In addition to zooming in on the Haney family’s struggles, the author examines broader cultural divides that exist in Amity and which have become emblematic of broader divides across the country. This is referenced in the double entendre found in the book’s subtitle: The Fracturing of America. For example, families who were paid life-changing sums by Range Resources but never experienced any of the negative health impacts of fracking become increasingly hostile to the lawyers and environmentalists who arrive in town to aid families like the Haneys. Some of Stacey’s own extended kin even cast suspicions about her claims that fracking made her child sick.

But in the end, the Haneys–with the help of John and Kendra Smith, as well as a number of local doctors–discover that Range Resources indeed lied and manipulated data in order to hide a number of leaks and chemical spills that absolutely could have resulted in deadly chemicals finding their way into local water supplies. The lawsuit even alleges that the corruption went as high up as the state’s DEP and the governor’s office, implicating the state of Pennsylvania in gross negligence designed to help the fracking industry hide its poisonous ways.

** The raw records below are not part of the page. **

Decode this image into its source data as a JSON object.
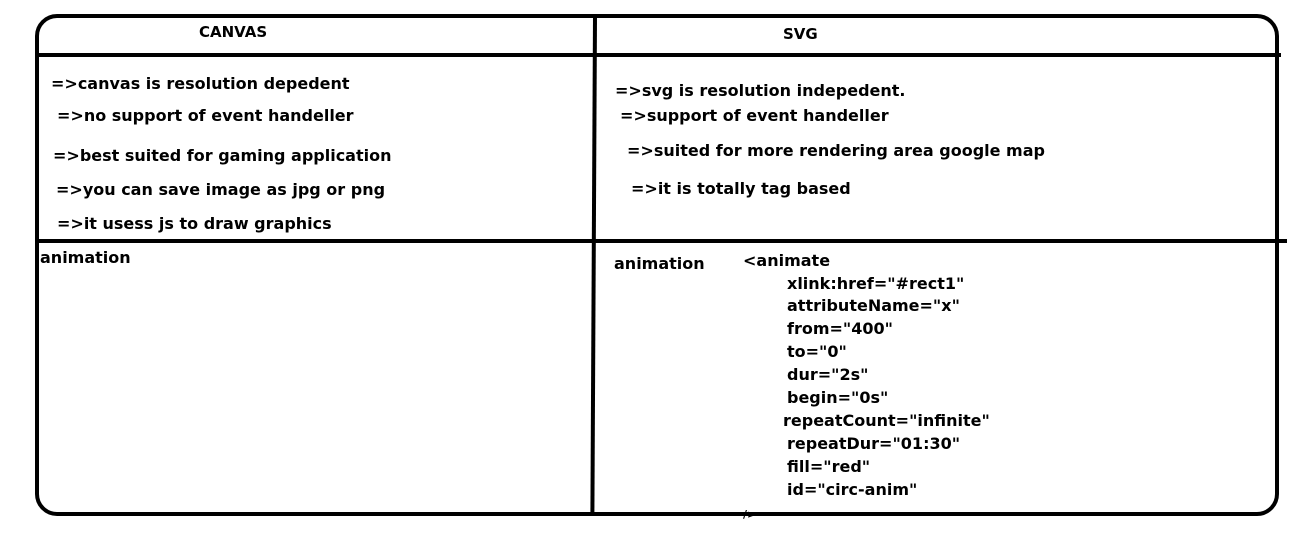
{
  "table": {
    "headers": {
      "canvas": "CANVAS",
      "svg": "SVG"
    },
    "canvas_points": [
      "=>canvas is resolution depedent",
      "=>no support of event handeller",
      "=>best suited for gaming application",
      "=>you can save image as jpg or png",
      "=>it usess js to draw graphics"
    ],
    "svg_points": [
      "=>svg is resolution indepedent.",
      "=>support of event handeller",
      "=>suited for more rendering area google map",
      "=>it is totally tag based"
    ],
    "canvas_animation_label": "animation",
    "svg_animation_label": "animation",
    "svg_animation_code": [
      "<animate",
      "xlink:href=\"#rect1\"",
      "attributeName=\"x\"",
      "from=\"400\"",
      "to=\"0\"",
      "dur=\"2s\"",
      "begin=\"0s\"",
      "repeatCount=\"infinite\"",
      "repeatDur=\"01:30\"",
      "fill=\"red\"",
      "id=\"circ-anim\"",
      "/>"
    ]
  }
}
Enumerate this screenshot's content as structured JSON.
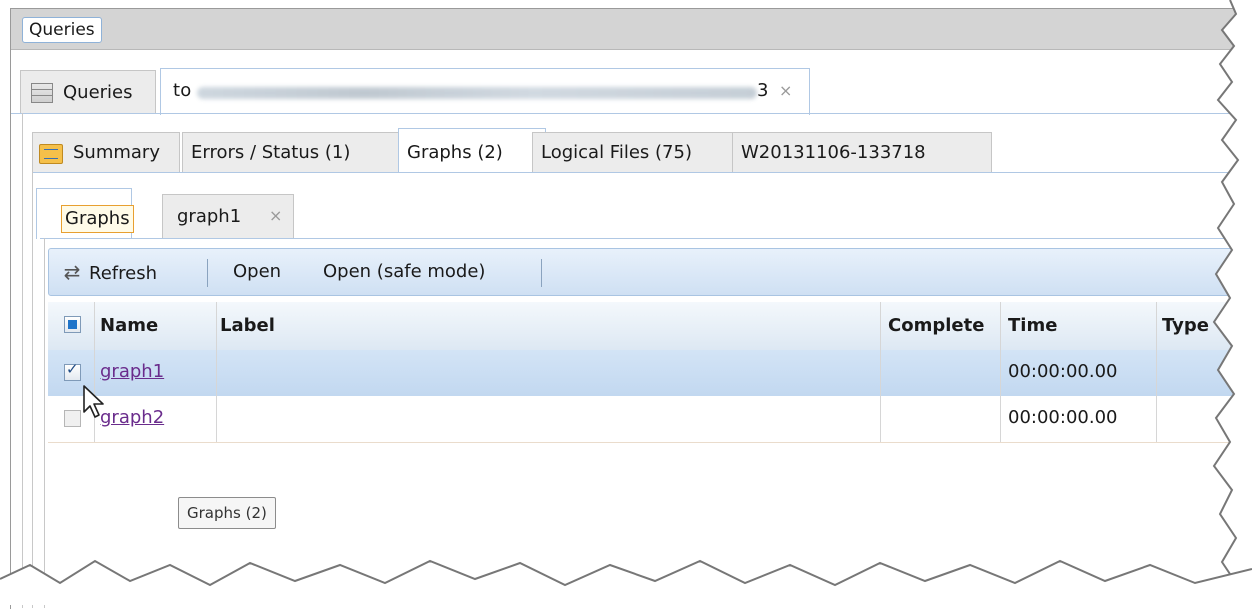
{
  "app": {
    "breadcrumb": "Queries"
  },
  "tabs_level1": {
    "queries_label": "Queries",
    "workunit_prefix": "to",
    "workunit_suffix": "3",
    "close_symbol": "×"
  },
  "tabs_level2": {
    "summary": "Summary",
    "errors": "Errors / Status (1)",
    "graphs": "Graphs (2)",
    "logical_files": "Logical Files (75)",
    "wuid": "W20131106-133718"
  },
  "tabs_level3": {
    "graphs": "Graphs",
    "graph1": "graph1",
    "close_symbol": "×"
  },
  "toolbar": {
    "refresh": "Refresh",
    "open": "Open",
    "open_safe": "Open (safe mode)"
  },
  "table": {
    "columns": {
      "name": "Name",
      "label": "Label",
      "completed": "Complete",
      "time": "Time",
      "type": "Type"
    },
    "rows": [
      {
        "name": "graph1",
        "label": "",
        "completed": "",
        "time": "00:00:00.00",
        "type": "",
        "checked": true
      },
      {
        "name": "graph2",
        "label": "",
        "completed": "",
        "time": "00:00:00.00",
        "type": "",
        "checked": false
      }
    ]
  },
  "tooltip": "Graphs (2)",
  "colors": {
    "selected_row": "#c7dcf2",
    "link": "#6a2c8c",
    "toolbar": "#dbe8f6"
  }
}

Amity and Prosperity is a clear-eyed and even-handed look at how the fracking industry has created temporary prosperity for some while threatening to ruin the lives of others.